**SUPPLIED ENTRIES**
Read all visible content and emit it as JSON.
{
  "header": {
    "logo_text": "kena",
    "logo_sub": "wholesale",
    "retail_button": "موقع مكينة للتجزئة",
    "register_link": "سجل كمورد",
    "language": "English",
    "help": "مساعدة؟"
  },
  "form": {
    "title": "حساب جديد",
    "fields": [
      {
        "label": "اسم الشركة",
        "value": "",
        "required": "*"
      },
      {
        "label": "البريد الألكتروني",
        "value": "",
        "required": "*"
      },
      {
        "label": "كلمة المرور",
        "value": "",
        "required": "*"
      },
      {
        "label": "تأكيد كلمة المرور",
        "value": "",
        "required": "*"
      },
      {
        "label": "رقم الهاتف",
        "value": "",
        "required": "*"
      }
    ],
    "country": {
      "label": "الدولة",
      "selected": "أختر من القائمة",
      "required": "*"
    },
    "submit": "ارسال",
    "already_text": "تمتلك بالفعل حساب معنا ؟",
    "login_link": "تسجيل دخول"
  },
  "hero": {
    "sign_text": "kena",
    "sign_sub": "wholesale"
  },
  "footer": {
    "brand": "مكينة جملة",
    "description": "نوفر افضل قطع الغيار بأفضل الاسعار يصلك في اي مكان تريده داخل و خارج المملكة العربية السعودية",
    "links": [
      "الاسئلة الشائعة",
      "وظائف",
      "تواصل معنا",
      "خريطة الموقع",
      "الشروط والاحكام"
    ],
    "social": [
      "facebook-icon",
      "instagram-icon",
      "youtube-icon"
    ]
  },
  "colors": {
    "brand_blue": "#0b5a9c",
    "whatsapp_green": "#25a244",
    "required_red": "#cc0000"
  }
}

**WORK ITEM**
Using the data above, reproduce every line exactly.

**RESULT OF THIS TASK**
Read all visible content and emit it as JSON.
{
  "header": {
    "logo_text": "kena",
    "logo_sub": "wholesale",
    "retail_button": "موقع مكينة للتجزئة",
    "register_link": "سجل كمورد",
    "language": "English",
    "help": "مساعدة؟"
  },
  "form": {
    "title": "حساب جديد",
    "fields": [
      {
        "label": "اسم الشركة",
        "value": "",
        "required": "*"
      },
      {
        "label": "البريد الألكتروني",
        "value": "",
        "required": "*"
      },
      {
        "label": "كلمة المرور",
        "value": "",
        "required": "*"
      },
      {
        "label": "تأكيد كلمة المرور",
        "value": "",
        "required": "*"
      },
      {
        "label": "رقم الهاتف",
        "value": "",
        "required": "*"
      }
    ],
    "country": {
      "label": "الدولة",
      "selected": "أختر من القائمة",
      "required": "*"
    },
    "submit": "ارسال",
    "already_text": "تمتلك بالفعل حساب معنا ؟",
    "login_link": "تسجيل دخول"
  },
  "hero": {
    "sign_text": "kena",
    "sign_sub": "wholesale"
  },
  "footer": {
    "brand": "مكينة جملة",
    "description": "نوفر افضل قطع الغيار بأفضل الاسعار يصلك في اي مكان تريده داخل و خارج المملكة العربية السعودية",
    "links": [
      "الاسئلة الشائعة",
      "وظائف",
      "تواصل معنا",
      "خريطة الموقع",
      "الشروط والاحكام"
    ],
    "social": [
      "facebook-icon",
      "instagram-icon",
      "youtube-icon"
    ]
  },
  "colors": {
    "brand_blue": "#0b5a9c",
    "whatsapp_green": "#25a244",
    "required_red": "#cc0000"
  }
}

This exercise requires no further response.